[Element data from apps and pages]
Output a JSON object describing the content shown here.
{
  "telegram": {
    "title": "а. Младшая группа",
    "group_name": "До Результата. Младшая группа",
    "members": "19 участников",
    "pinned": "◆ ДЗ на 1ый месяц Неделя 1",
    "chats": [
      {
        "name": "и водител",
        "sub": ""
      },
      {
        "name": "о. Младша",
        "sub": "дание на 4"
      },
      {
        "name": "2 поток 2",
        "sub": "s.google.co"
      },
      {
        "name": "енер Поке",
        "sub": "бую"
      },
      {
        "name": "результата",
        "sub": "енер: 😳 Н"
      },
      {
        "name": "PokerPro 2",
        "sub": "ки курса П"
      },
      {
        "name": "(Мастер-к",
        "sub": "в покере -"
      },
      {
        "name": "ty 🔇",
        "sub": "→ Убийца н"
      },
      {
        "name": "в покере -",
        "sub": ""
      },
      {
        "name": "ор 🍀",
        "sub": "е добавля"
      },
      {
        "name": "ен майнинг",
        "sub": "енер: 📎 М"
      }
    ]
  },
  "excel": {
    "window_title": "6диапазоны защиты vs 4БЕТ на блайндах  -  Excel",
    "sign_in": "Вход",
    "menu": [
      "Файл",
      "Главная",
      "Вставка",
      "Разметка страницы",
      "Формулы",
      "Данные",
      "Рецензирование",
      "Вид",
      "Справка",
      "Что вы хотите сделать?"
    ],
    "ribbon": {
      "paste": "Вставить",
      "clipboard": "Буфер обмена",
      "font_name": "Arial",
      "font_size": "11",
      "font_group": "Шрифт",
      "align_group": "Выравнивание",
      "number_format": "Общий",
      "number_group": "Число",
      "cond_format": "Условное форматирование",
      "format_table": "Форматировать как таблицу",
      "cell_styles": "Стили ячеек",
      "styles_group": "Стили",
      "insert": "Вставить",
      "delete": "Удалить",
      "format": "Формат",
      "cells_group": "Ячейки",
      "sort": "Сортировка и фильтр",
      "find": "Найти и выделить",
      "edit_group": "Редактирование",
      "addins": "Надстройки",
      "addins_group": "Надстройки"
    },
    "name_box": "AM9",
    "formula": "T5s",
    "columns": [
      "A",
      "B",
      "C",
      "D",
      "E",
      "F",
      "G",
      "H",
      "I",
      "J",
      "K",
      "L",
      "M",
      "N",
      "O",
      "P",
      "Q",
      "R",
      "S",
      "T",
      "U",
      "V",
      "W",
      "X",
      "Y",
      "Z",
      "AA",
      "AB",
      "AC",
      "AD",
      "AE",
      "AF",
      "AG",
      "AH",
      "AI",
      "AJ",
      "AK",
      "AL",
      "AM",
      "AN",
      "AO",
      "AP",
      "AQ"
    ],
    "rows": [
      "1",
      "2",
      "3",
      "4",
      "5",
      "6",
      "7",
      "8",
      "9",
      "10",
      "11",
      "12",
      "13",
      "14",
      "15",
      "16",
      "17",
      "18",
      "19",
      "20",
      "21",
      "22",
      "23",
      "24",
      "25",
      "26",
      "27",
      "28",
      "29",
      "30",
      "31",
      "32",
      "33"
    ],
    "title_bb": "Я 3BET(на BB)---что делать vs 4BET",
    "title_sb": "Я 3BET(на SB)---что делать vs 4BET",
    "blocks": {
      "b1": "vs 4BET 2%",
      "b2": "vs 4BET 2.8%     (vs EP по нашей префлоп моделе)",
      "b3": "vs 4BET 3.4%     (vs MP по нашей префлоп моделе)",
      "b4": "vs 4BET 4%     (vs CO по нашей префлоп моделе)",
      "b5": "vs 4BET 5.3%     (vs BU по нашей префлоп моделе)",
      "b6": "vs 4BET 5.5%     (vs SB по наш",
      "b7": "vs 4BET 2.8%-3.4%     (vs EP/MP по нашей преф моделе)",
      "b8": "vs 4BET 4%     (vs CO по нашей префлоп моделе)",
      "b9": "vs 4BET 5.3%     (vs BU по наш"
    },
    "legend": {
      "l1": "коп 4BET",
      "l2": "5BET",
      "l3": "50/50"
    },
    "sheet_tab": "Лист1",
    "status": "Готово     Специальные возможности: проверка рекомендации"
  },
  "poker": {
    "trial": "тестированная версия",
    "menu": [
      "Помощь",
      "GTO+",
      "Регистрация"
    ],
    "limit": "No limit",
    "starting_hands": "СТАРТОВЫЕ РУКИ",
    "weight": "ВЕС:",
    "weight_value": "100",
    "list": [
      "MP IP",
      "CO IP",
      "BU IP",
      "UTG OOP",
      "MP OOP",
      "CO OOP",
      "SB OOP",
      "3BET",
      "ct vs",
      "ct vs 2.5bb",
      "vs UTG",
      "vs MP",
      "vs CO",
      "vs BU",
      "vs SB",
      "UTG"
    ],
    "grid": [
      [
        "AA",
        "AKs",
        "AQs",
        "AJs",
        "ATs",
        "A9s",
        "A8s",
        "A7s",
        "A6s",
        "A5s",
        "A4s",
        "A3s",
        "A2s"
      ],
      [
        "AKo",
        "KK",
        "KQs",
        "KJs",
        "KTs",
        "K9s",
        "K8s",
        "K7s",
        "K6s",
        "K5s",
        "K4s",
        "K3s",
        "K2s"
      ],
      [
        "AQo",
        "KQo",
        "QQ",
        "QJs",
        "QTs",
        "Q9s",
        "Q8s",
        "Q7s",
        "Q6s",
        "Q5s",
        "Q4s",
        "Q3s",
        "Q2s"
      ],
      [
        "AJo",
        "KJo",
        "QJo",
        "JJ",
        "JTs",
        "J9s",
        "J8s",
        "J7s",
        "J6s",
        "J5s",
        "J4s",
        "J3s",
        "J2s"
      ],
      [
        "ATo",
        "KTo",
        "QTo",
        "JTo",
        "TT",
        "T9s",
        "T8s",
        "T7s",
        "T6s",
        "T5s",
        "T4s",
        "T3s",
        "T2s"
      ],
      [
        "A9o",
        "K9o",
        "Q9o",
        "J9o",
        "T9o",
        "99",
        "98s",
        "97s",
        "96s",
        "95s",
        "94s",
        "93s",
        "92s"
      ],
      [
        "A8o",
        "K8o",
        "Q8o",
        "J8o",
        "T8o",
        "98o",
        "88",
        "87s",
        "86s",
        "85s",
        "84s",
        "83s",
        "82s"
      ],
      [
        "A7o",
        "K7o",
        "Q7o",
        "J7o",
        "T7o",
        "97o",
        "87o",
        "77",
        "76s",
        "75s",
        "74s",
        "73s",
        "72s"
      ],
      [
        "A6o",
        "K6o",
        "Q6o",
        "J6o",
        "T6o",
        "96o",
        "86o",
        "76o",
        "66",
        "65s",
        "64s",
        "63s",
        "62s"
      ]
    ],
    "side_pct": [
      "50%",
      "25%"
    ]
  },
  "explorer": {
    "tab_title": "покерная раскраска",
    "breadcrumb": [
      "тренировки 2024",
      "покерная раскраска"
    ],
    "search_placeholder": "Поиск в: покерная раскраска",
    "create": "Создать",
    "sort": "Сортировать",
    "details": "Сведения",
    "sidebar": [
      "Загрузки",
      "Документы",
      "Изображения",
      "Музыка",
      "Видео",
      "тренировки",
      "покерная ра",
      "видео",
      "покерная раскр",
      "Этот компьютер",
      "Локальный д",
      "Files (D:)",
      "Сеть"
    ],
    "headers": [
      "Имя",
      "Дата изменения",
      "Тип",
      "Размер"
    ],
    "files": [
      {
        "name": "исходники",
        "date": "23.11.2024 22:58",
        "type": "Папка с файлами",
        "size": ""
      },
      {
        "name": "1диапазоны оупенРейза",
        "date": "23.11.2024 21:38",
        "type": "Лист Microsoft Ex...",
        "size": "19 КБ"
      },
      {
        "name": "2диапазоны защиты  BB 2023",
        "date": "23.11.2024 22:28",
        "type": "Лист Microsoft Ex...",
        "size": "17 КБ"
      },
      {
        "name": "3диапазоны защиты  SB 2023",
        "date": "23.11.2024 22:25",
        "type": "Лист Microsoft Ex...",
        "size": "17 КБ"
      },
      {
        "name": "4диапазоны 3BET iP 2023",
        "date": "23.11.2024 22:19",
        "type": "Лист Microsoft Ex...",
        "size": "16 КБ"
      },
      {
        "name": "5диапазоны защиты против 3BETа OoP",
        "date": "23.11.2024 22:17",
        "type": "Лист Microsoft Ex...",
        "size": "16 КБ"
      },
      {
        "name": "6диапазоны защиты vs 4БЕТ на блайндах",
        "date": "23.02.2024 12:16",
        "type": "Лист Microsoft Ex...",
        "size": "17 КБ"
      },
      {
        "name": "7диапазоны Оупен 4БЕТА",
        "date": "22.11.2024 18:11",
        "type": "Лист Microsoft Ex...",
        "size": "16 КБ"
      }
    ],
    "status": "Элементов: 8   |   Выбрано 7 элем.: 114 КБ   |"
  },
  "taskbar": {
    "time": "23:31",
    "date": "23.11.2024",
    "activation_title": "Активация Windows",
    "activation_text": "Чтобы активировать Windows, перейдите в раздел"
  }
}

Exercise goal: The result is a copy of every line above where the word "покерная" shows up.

Task result:
    "tab_title": "покерная раскраска",
      "покерная раскраска"
    "search_placeholder": "Поиск в: покерная раскраска",
      "покерная ра",
      "покерная раскр",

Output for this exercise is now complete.